I also have house guests, so this is going to be... concise.
Somewhat apropro to that... Jen Meyer's Notes in the Margins section of her newsletter this week is about "doing everything."
This article about parenting a child through a loss of faith in the world is wonderful. I can't remember who tweeted it out, but I am so glad I read it. I've filed it away to refer back to in case we need it.
This looks like a really interesting book about... I'm not sure what to call it, since the point is that I shouldn't call it work/life balance!
We need our companies and other institutions to help us get to the 50-50 split that more and more couples say they want.
I'm well aware that wearing skirts to work makes it easier for people to dismiss me as "non-technical," but I've been trying to wear my skirts and dresses more often again, anyway, because I like them.
An introduction to how our engineering environments are killing diversity, by Kate Heddleston, which contains this awesome quote:
"Women in tech are the canary in the coal mine. Normally when the canary in the coal mine starts dying you know the environment is toxic and you should get the hell out. Instead, the tech industry is looking at the canary, wondering why it can't breathe, saying “Lean in, canary.
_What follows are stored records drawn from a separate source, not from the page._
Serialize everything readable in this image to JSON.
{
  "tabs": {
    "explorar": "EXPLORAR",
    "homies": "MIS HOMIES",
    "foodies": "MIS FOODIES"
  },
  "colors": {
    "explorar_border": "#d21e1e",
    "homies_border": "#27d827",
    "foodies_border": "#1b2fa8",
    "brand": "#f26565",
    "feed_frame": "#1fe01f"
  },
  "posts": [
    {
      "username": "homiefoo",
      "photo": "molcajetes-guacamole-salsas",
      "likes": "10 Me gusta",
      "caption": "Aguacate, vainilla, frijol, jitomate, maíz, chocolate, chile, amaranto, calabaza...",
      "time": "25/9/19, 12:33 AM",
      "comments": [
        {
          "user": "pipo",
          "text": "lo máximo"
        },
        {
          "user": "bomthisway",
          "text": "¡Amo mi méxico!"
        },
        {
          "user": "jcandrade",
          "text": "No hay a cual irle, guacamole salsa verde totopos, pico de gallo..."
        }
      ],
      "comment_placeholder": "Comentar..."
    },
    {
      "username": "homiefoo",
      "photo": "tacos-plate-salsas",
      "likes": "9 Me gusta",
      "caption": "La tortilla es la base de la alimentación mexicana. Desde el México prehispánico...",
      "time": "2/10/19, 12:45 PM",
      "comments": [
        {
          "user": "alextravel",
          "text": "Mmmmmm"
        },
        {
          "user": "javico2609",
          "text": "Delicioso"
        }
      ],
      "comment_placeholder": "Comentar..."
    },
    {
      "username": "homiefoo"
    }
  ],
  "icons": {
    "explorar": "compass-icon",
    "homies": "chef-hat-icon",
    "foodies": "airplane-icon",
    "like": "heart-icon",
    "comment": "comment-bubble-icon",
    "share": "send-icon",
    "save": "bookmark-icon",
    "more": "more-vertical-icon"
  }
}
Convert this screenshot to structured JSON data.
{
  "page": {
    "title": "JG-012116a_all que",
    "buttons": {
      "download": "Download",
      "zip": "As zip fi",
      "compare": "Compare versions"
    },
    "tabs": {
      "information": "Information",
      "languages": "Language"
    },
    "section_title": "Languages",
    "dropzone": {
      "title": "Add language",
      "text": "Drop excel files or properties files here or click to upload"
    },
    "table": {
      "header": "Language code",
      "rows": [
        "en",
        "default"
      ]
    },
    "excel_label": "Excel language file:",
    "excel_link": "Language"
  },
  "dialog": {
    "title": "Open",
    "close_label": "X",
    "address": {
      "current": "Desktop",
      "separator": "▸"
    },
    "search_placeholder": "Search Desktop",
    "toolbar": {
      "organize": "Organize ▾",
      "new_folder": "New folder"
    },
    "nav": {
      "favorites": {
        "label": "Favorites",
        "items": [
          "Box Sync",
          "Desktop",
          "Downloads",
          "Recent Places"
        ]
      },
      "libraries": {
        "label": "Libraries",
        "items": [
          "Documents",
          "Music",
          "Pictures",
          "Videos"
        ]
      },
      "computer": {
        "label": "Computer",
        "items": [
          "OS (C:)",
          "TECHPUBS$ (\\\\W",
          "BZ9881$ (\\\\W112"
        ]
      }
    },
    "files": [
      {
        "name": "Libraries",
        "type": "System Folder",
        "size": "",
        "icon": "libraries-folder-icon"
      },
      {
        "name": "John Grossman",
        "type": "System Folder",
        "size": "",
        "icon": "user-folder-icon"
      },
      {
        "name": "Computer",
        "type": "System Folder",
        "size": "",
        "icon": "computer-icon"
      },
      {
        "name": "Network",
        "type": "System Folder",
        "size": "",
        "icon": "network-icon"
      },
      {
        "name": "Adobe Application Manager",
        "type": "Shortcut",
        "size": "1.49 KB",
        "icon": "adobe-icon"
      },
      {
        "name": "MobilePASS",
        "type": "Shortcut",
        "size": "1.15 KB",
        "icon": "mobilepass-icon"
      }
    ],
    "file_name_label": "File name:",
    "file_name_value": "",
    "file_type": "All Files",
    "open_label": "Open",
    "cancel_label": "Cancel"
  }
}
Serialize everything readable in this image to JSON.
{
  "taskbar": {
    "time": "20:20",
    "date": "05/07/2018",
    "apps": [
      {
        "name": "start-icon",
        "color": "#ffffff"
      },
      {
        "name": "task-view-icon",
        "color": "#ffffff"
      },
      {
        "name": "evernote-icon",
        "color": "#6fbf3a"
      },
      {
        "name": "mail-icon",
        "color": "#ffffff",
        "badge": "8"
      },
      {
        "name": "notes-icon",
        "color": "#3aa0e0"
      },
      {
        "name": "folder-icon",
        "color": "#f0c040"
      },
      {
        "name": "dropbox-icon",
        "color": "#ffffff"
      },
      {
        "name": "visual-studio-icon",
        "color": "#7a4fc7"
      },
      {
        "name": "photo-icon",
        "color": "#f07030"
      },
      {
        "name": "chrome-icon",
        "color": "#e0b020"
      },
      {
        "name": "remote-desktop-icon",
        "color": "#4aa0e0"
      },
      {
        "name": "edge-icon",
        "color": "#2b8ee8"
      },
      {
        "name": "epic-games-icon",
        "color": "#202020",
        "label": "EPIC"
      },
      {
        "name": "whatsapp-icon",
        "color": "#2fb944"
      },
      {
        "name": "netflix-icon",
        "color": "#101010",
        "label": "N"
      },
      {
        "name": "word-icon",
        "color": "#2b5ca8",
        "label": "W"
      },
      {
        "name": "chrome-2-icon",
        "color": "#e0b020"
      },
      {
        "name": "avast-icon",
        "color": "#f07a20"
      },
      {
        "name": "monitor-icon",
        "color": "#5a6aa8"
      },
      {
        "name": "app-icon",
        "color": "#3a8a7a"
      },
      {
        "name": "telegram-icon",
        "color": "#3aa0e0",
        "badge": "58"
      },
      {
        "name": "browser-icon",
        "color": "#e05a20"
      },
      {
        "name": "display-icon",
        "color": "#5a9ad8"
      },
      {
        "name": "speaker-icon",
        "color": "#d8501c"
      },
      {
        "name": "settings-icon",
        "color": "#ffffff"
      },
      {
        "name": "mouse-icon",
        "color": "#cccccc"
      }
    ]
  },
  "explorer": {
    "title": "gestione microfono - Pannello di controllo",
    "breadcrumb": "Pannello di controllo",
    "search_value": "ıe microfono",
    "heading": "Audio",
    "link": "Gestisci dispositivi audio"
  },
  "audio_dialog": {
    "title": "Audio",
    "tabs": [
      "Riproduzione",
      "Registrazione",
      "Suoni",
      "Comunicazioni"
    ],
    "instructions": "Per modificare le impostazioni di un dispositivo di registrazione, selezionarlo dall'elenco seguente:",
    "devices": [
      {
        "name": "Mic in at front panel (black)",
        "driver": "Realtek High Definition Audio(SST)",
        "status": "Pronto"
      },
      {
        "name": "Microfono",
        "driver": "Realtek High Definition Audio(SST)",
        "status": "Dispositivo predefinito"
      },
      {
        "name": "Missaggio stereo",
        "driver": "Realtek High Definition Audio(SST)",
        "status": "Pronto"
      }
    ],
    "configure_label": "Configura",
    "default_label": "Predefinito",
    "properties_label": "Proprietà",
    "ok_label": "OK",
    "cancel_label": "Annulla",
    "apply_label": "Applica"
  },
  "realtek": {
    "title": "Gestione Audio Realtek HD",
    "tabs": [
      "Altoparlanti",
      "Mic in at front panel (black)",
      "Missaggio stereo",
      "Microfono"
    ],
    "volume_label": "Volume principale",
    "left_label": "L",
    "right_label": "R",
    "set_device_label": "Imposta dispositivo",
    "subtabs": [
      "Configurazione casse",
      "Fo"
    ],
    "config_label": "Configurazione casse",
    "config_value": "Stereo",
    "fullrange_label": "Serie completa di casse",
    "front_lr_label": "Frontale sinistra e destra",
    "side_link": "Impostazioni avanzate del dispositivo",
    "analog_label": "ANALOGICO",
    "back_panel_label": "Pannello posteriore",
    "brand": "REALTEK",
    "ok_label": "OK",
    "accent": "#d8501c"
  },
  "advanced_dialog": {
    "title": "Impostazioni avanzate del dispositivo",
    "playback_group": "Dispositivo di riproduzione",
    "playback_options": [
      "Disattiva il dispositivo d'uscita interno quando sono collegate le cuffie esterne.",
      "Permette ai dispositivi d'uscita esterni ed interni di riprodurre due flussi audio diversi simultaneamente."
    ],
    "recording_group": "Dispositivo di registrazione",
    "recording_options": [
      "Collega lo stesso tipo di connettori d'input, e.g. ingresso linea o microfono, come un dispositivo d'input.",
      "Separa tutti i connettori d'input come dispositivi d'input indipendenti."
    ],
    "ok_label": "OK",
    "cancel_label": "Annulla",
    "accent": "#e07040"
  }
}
Lean in!” When one canary dies they get a new one because getting more canaries is how you fix the lack of canaries, right?"
There is nothing subtle about the sexism being revealed by the Kleiner Perkins trial.
This is somewhat familiar to me:
Here's why I quit tech in my mid-30s. As sad as it makes me to say this about my beloved former employer, it's true. pic.twitter.com/erqt2rxrAb
— Crystal Beasley (@skinny) March 13, 2015
This true cartoon about a phone call from your college rapist is a powerful reminder that the only thing that has really changed about rape on campus is that we're willing to talk about it now.
And as always, we need a chuckle at the end... Bad Mom Good Mom talks about data as a foreign language and xkcd tells you how to predict the success of a new product based on how engineers and programmers react to it.